Read All About It: Central-Cocoanut Neighbors Join Together in Fierce Devotion to their Neighborhood

In recent weeks, there have been many media reports about the local response to the mural painted in the Central-Cocoanut neighborhood of Newtown, on the corner of 10th Street and Central Avenue.  As a community engagement organization, SCOPE has been anticipating headlines about the community-building brilliance of the neighborhood residents, as that's what most impresses us about what's been going on.  We have yet to see such headlines in the dominant media, however, so we are offering one of our own:  "Central-Cocoanut Neighbors Join Together in Fierce Devotion to their Neighborhood."   

Here's what we have witnessed over the past several weeks: 

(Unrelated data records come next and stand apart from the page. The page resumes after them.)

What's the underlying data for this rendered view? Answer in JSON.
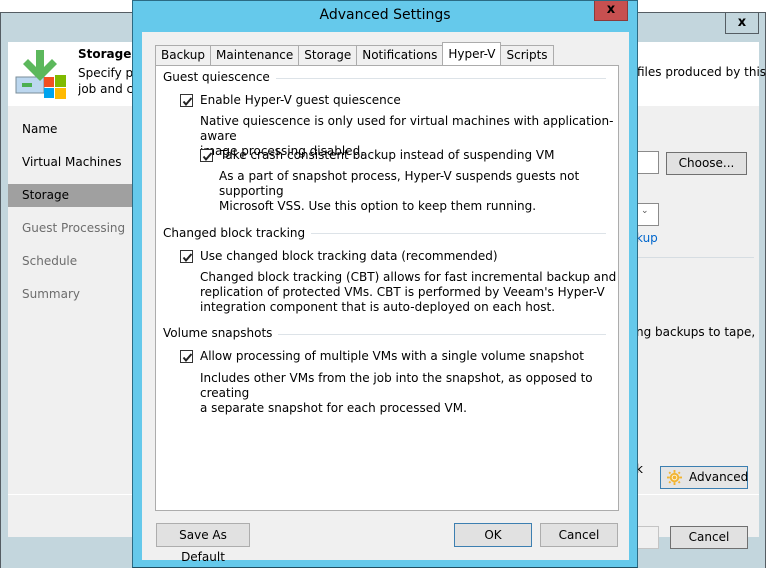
{
  "background_window": {
    "close_icon": "close-icon",
    "header": {
      "icon": "storage-windows-icon",
      "title": "Storage",
      "description_left": "Specify pr\njob and cu",
      "description_right": "files produced by this"
    },
    "nav_items": [
      {
        "label": "Name",
        "state": "done"
      },
      {
        "label": "Virtual Machines",
        "state": "done"
      },
      {
        "label": "Storage",
        "state": "active"
      },
      {
        "label": "Guest Processing",
        "state": "pending"
      },
      {
        "label": "Schedule",
        "state": "pending"
      },
      {
        "label": "Summary",
        "state": "pending"
      }
    ],
    "choose_button": "Choose...",
    "link_fragment": "kup",
    "tape_text_fragment": "ng backups to tape,",
    "k_fragment": "k",
    "advanced_button": "Advanced",
    "cancel_button": "Cancel"
  },
  "dialog": {
    "title": "Advanced Settings",
    "close_icon": "close-icon",
    "tabs": [
      {
        "label": "Backup",
        "active": false
      },
      {
        "label": "Maintenance",
        "active": false
      },
      {
        "label": "Storage",
        "active": false
      },
      {
        "label": "Notifications",
        "active": false
      },
      {
        "label": "Hyper-V",
        "active": true
      },
      {
        "label": "Scripts",
        "active": false
      }
    ],
    "groups": {
      "guest_quiescence": {
        "title": "Guest quiescence",
        "enable_label": "Enable Hyper-V guest quiescence",
        "enable_checked": true,
        "enable_desc_1": "Native quiescence is only used for virtual machines with application-aware",
        "enable_desc_2": "image processing disabled.",
        "crash_label": "Take crash consistent backup instead of suspending VM",
        "crash_checked": true,
        "crash_desc_1": "As a part of snapshot process, Hyper-V suspends guests not supporting",
        "crash_desc_2": "Microsoft VSS. Use this option to keep them running."
      },
      "cbt": {
        "title": "Changed block tracking",
        "label": "Use changed block tracking data (recommended)",
        "checked": true,
        "desc_1": "Changed block tracking (CBT) allows for fast incremental backup and",
        "desc_2": "replication of protected VMs. CBT is performed by Veeam's Hyper-V",
        "desc_3": "integration component that is auto-deployed on each host."
      },
      "volume_snapshots": {
        "title": "Volume snapshots",
        "label": "Allow processing of multiple VMs with a single volume snapshot",
        "checked": true,
        "desc_1": "Includes other VMs from the job into the snapshot, as opposed to creating",
        "desc_2": "a separate snapshot for each processed VM."
      }
    },
    "buttons": {
      "save_default": "Save As Default",
      "ok": "OK",
      "cancel": "Cancel"
    }
  }
}
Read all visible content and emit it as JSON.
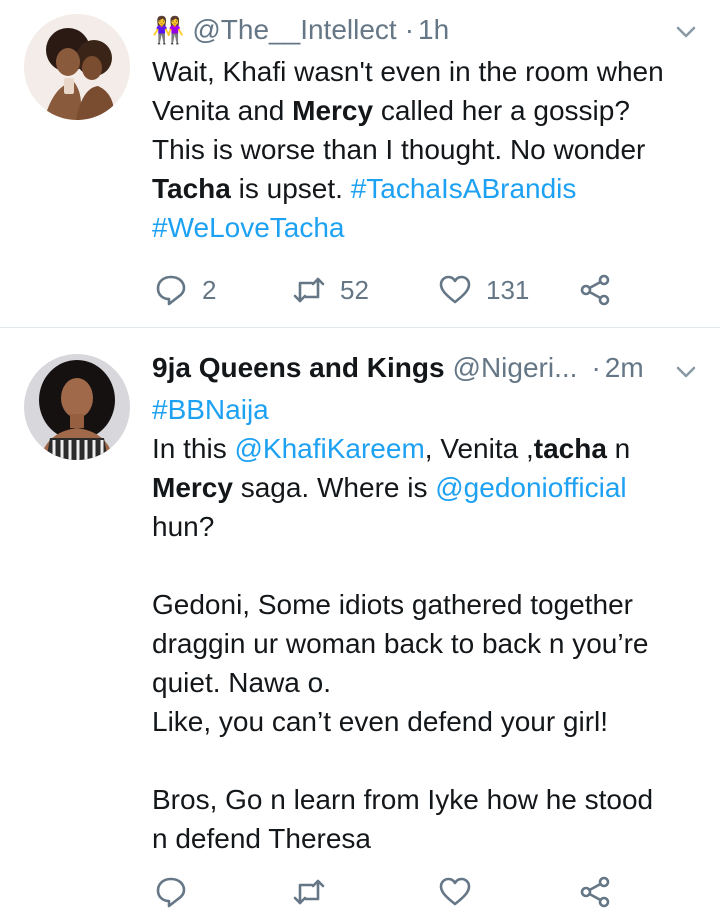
{
  "tweets": [
    {
      "emoji": "👭",
      "handle": "@The__Intellect",
      "sep": "·",
      "time": "1h",
      "body": [
        {
          "t": "Wait, Khafi wasn't even in the room when\nVenita and "
        },
        {
          "t": "Mercy",
          "b": true
        },
        {
          "t": " called her a gossip?\nThis is worse than I thought. No wonder\n"
        },
        {
          "t": "Tacha",
          "b": true
        },
        {
          "t": " is upset. "
        },
        {
          "t": "#TachaIsABrandis",
          "link": true
        },
        {
          "t": "\n"
        },
        {
          "t": "#WeLoveTacha",
          "link": true
        }
      ],
      "replies": "2",
      "retweets": "52",
      "likes": "131"
    },
    {
      "name": "9ja Queens and Kings",
      "handle": "@Nigeri...",
      "sep": "·",
      "time": "2m",
      "body": [
        {
          "t": "#BBNaija",
          "link": true
        },
        {
          "t": "\nIn this "
        },
        {
          "t": "@KhafiKareem",
          "link": true
        },
        {
          "t": ", Venita ,"
        },
        {
          "t": "tacha",
          "b": true
        },
        {
          "t": " n\n"
        },
        {
          "t": "Mercy",
          "b": true
        },
        {
          "t": " saga. Where is "
        },
        {
          "t": "@gedoniofficial",
          "link": true
        },
        {
          "t": "\nhun?\n\nGedoni, Some idiots gathered together\ndraggin ur woman back to back n you’re\nquiet. Nawa o.\nLike, you can’t even defend your girl!\n\nBros, Go n learn from Iyke how he stood\nn defend Theresa"
        }
      ],
      "replies": "",
      "retweets": "",
      "likes": ""
    }
  ],
  "colors": {
    "text": "#14171a",
    "secondary": "#657786",
    "link": "#1da1f2",
    "divider": "#e1e8ed"
  }
}
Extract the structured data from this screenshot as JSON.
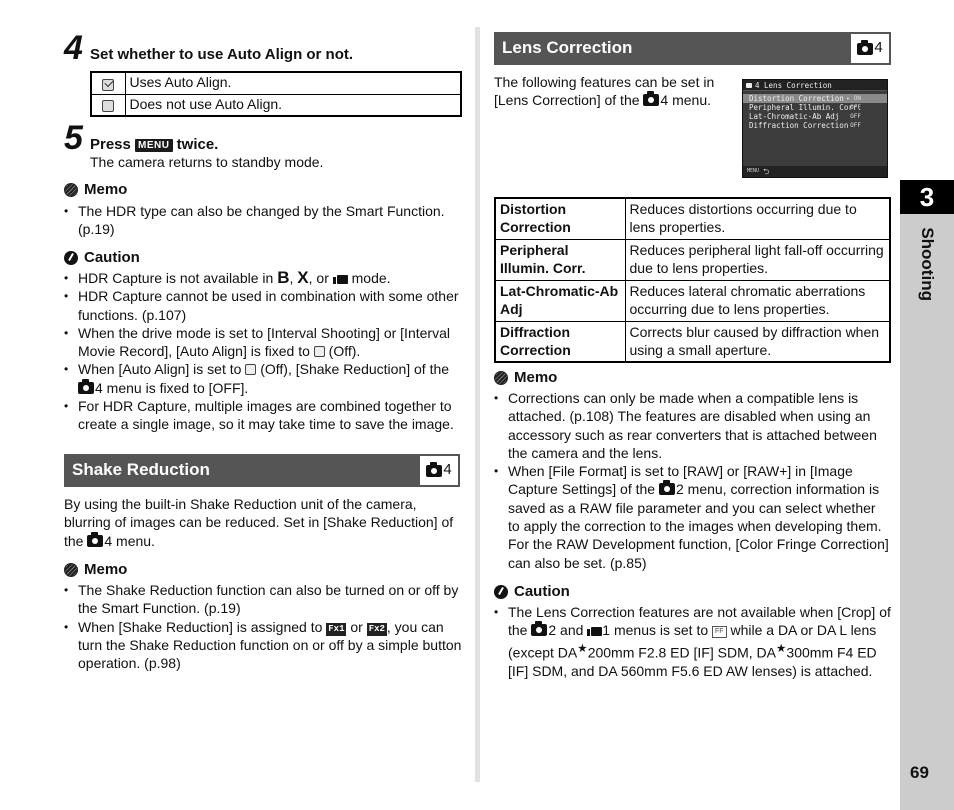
{
  "step4": {
    "number": "4",
    "title": "Set whether to use Auto Align or not.",
    "options": [
      {
        "icon": "auto-align-on-icon",
        "label": "Uses Auto Align."
      },
      {
        "icon": "auto-align-off-icon",
        "label": "Does not use Auto Align."
      }
    ]
  },
  "step5": {
    "number": "5",
    "title_prefix": "Press",
    "key": "MENU",
    "title_suffix": "twice.",
    "description": "The camera returns to standby mode."
  },
  "memo1": {
    "title": "Memo",
    "items": [
      "The HDR type can also be changed by the Smart Function. (p.19)"
    ]
  },
  "caution1": {
    "title": "Caution",
    "items": {
      "i1_a": "HDR Capture is not available in",
      "i1_b": "B",
      "i1_c": ",",
      "i1_d": "X",
      "i1_e": ", or",
      "i1_f": "mode.",
      "i2": "HDR Capture cannot be used in combination with some other functions. (p.107)",
      "i3_a": "When the drive mode is set to [Interval Shooting] or [Interval Movie Record], [Auto Align] is fixed to",
      "i3_b": "(Off).",
      "i4_a": "When [Auto Align] is set to",
      "i4_b": "(Off), [Shake Reduction] of the",
      "i4_c": "4 menu is fixed to [OFF].",
      "i5": "For HDR Capture, multiple images are combined together to create a single image, so it may take time to save the image."
    }
  },
  "shake_reduction": {
    "header": "Shake Reduction",
    "menu_ref": "4",
    "para_a": "By using the built-in Shake Reduction unit of the camera, blurring of images can be reduced. Set in [Shake Reduction] of the",
    "para_b": "4 menu.",
    "memo": {
      "title": "Memo",
      "i1": "The Shake Reduction function can also be turned on or off by the Smart Function. (p.19)",
      "i2_a": "When [Shake Reduction] is assigned to",
      "i2_key1": "Fx1",
      "i2_b": "or",
      "i2_key2": "Fx2",
      "i2_c": ", you can turn the Shake Reduction function on or off by a simple button operation. (p.98)"
    }
  },
  "lens_correction": {
    "header": "Lens Correction",
    "menu_ref": "4",
    "intro_a": "The following features can be set in [Lens Correction] of the",
    "intro_b": "4 menu.",
    "screen": {
      "title": "4 Lens Correction",
      "items": [
        {
          "label": "Distortion Correction",
          "value": "▸ ON",
          "selected": true
        },
        {
          "label": "Peripheral Illumin. Corr.",
          "value": "OFF",
          "selected": false
        },
        {
          "label": "Lat-Chromatic-Ab Adj",
          "value": "OFF",
          "selected": false
        },
        {
          "label": "Diffraction Correction",
          "value": "OFF",
          "selected": false
        }
      ],
      "footer_key": "MENU",
      "footer_icon": "back-arrow-icon"
    },
    "features": [
      {
        "name": "Distortion Correction",
        "desc": "Reduces distortions occurring due to lens properties."
      },
      {
        "name": "Peripheral Illumin. Corr.",
        "desc": "Reduces peripheral light fall-off occurring due to lens properties."
      },
      {
        "name": "Lat-Chromatic-Ab Adj",
        "desc": "Reduces lateral chromatic aberrations occurring due to lens properties."
      },
      {
        "name": "Diffraction Correction",
        "desc": "Corrects blur caused by diffraction when using a small aperture."
      }
    ],
    "memo": {
      "title": "Memo",
      "i1": "Corrections can only be made when a compatible lens is attached. (p.108) The features are disabled when using an accessory such as rear converters that is attached between the camera and the lens.",
      "i2_a": "When [File Format] is set to [RAW] or [RAW+] in [Image Capture Settings] of the",
      "i2_b": "2 menu, correction information is saved as a RAW file parameter and you can select whether to apply the correction to the images when developing them. For the RAW Development function, [Color Fringe Correction] can also be set. (p.85)"
    },
    "caution": {
      "title": "Caution",
      "a": "The Lens Correction features are not available when [Crop] of the",
      "b": "2 and",
      "c": "1 menus is set to",
      "ff": "FF",
      "d": "while a DA or DA L lens (except DA",
      "star": "★",
      "e": "200mm F2.8 ED [IF] SDM, DA",
      "f": "300mm F4 ED [IF] SDM, and DA 560mm F5.6 ED AW lenses) is attached."
    }
  },
  "side_tab": {
    "chapter_number": "3",
    "chapter_name": "Shooting",
    "page_number": "69"
  },
  "colors": {
    "section_header_bg": "#555555",
    "side_tab_bg": "#cccccc",
    "chapter_tab_bg": "#000000"
  }
}
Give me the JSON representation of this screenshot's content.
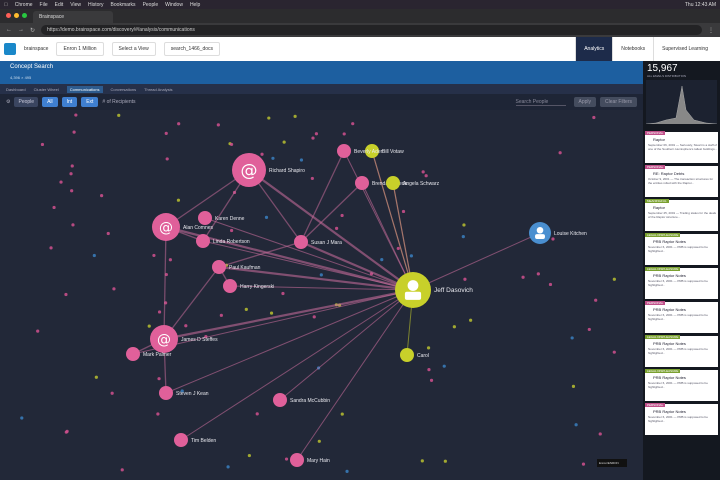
{
  "macbar": {
    "apple": "",
    "items": [
      "Chrome",
      "File",
      "Edit",
      "View",
      "History",
      "Bookmarks",
      "People",
      "Window",
      "Help"
    ],
    "clock": "Thu 12:43 AM"
  },
  "browser": {
    "tab_title": "Brainspace",
    "url": "https://demo.brainspace.com/discovery/#/analysis/communications"
  },
  "app": {
    "logo_text": "brainspace",
    "dataset": "Enron 1 Million",
    "select2": "Select a View",
    "select3": "search_1466_docs",
    "tabs": [
      {
        "label": "Analytics",
        "active": true
      },
      {
        "label": "Notebooks",
        "active": false
      },
      {
        "label": "Supervised Learning",
        "active": false
      }
    ]
  },
  "page": {
    "title": "Concept Search",
    "subtitle": "4,396 × 495"
  },
  "subtabs": [
    "Dashboard",
    "Cluster Wheel",
    "Communications",
    "Conversations",
    "Thread Analysis"
  ],
  "subtab_active": 2,
  "toolbar": {
    "people": "People",
    "a": "All",
    "b": "Int",
    "c": "Ext",
    "recipients": "# of Recipients",
    "search": "Search People",
    "apply": "Apply",
    "reset": "Clear Filters"
  },
  "panel": {
    "count": "15,967",
    "count_label": "ALL EMAILS DISTRIBUTION",
    "feed": [
      {
        "tag": "PERSONAL",
        "tag_color": "#c0508a",
        "title": "Raptor",
        "body": "September 06, 2001 — Seriously, Stuart is a staff of one of the Southern Hemisphere's tallest buildings..."
      },
      {
        "tag": "PERSONAL",
        "tag_color": "#c0508a",
        "title": "RE: Raptor Debts",
        "body": "October 9, 2001 — The transaction structures for the entities rolled with the Raptor..."
      },
      {
        "tag": "MEANINGFUL",
        "tag_color": "#7aa030",
        "title": "Raptor",
        "body": "September 25, 2001 — Trading status for the deals of the Raptor structure..."
      },
      {
        "tag": "LEGAL DISPLEASURE",
        "tag_color": "#7aa030",
        "title": "PRB Raptor Notes",
        "body": "November 6, 2001 — PRB is supposed to be highlighted..."
      },
      {
        "tag": "LEGAL DISPLEASURE",
        "tag_color": "#7aa030",
        "title": "PRB Raptor Notes",
        "body": "November 6, 2001 — PRB is supposed to be highlighted..."
      },
      {
        "tag": "PERSONAL",
        "tag_color": "#c0508a",
        "title": "PRB Raptor Notes",
        "body": "November 6, 2001 — PRB is supposed to be highlighted..."
      },
      {
        "tag": "LEGAL DISPLEASURE",
        "tag_color": "#7aa030",
        "title": "PRB Raptor Notes",
        "body": "November 6, 2001 — PRB is supposed to be highlighted..."
      },
      {
        "tag": "LEGAL DISPLEASURE",
        "tag_color": "#7aa030",
        "title": "PRB Raptor Notes",
        "body": "November 6, 2001 — PRB is supposed to be highlighted..."
      },
      {
        "tag": "PERSONAL",
        "tag_color": "#c0508a",
        "title": "PRB Raptor Notes",
        "body": "November 6, 2001 — PRB is supposed to be highlighted..."
      }
    ]
  },
  "graph": {
    "nodes": [
      {
        "label": "Jeff Dasovich",
        "type": "person",
        "color": "#c8d02a"
      },
      {
        "label": "Richard Shapiro",
        "type": "at",
        "color": "#e0609a"
      },
      {
        "label": "James D Steffes",
        "type": "at",
        "color": "#e0609a"
      },
      {
        "label": "Alan Comnes",
        "type": "at",
        "color": "#e0609a"
      },
      {
        "label": "Susan J Mara",
        "type": "node",
        "color": "#e0609a"
      },
      {
        "label": "Paul Kaufman",
        "type": "node",
        "color": "#e0609a"
      },
      {
        "label": "Linda Robertson",
        "type": "node",
        "color": "#e0609a"
      },
      {
        "label": "Karen Denne",
        "type": "node",
        "color": "#e0609a"
      },
      {
        "label": "Mark Palmer",
        "type": "node",
        "color": "#e0609a"
      },
      {
        "label": "Steven J Kean",
        "type": "node",
        "color": "#e0609a"
      },
      {
        "label": "Tim Belden",
        "type": "node",
        "color": "#e0609a"
      },
      {
        "label": "Mary Hain",
        "type": "node",
        "color": "#e0609a"
      },
      {
        "label": "Sandra McCubbin",
        "type": "node",
        "color": "#e0609a"
      },
      {
        "label": "Harry Kingerski",
        "type": "node",
        "color": "#e0609a"
      },
      {
        "label": "Bill Votaw",
        "type": "node",
        "color": "#c8d02a"
      },
      {
        "label": "Brenda Barreda",
        "type": "node",
        "color": "#e0609a"
      },
      {
        "label": "Angela Schwarz",
        "type": "node",
        "color": "#c8d02a"
      },
      {
        "label": "Beverly Aden",
        "type": "node",
        "color": "#e0609a"
      },
      {
        "label": "Carol",
        "type": "node",
        "color": "#c8d02a"
      },
      {
        "label": "Louise Kitchen",
        "type": "person",
        "color": "#4a8fd0"
      }
    ]
  }
}
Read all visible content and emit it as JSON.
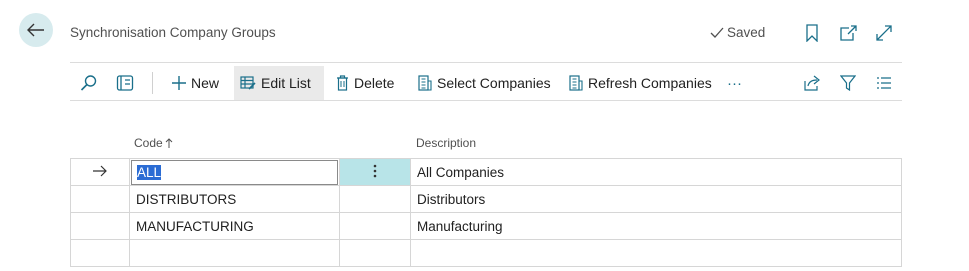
{
  "header": {
    "title": "Synchronisation Company Groups",
    "saved_label": "Saved"
  },
  "toolbar": {
    "new_label": "New",
    "edit_list_label": "Edit List",
    "delete_label": "Delete",
    "select_companies_label": "Select Companies",
    "refresh_companies_label": "Refresh Companies",
    "more_label": "···"
  },
  "list": {
    "columns": {
      "code": "Code",
      "description": "Description"
    },
    "rows": [
      {
        "code": "ALL",
        "description": "All Companies"
      },
      {
        "code": "DISTRIBUTORS",
        "description": "Distributors"
      },
      {
        "code": "MANUFACTURING",
        "description": "Manufacturing"
      }
    ]
  },
  "colors": {
    "accent": "#d7ebee",
    "selection": "#2b6cd4",
    "active_cell": "#b8e4e8"
  }
}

  • A mural went up in the neighborhood, to the surprise of residents.
  • Residents connected with each other to begin finding out what different people in the neighborhood thought and felt about it.
  • Residents tuned in to concerns being expressed by fellow neighbors - by kids, teens and adults; by long-time and newer residents; by people of different ethnicities; by artists and "non-artists;" by people of different political persuasions.
  • Residents called a meeting for neighbors to share their perspectives with one another, and to consider how to respond.
  • Residents followed the lead of neighborkids, who hosted the meeting itself. In this way, they oriented around the natural community-building tendencies of children, and ensured that neighbors were connecting across generations in response to the circumstances.
  • Residents stood up to people from outside the neighborhood who came to their neighborhood meeting and acted disrespectfully toward neighbors.
  • Residents created a plan for gathering perspectives from hundreds of fellow neighbors in Central-Cocoanut, which neighbor-kids and -adults together are now carrying out.
  • Residents turned to one another for mutual respect and support in the face of disengagement from the broader community.

 

This stuff matters.  It's what resident-led community-building is all about.  And SCOPE isn't the only group of community engagement folks who think this is important.  See what the Annie E. Casey Foundation has to say in their work on social networks.   And what the Aspen Institute Roundtable for Community Change has to say in their series on Voices from the Field.  And what the White House Office of Public Engagement has to say on the White House Blog

 

Regardless of what you think about the mural itself, we hope you are paying attention to what's going on in our local community with regard to community-building these days.  There's a tremendous amount for all of us to learn from the example of our Central-Cocoanut neighbors.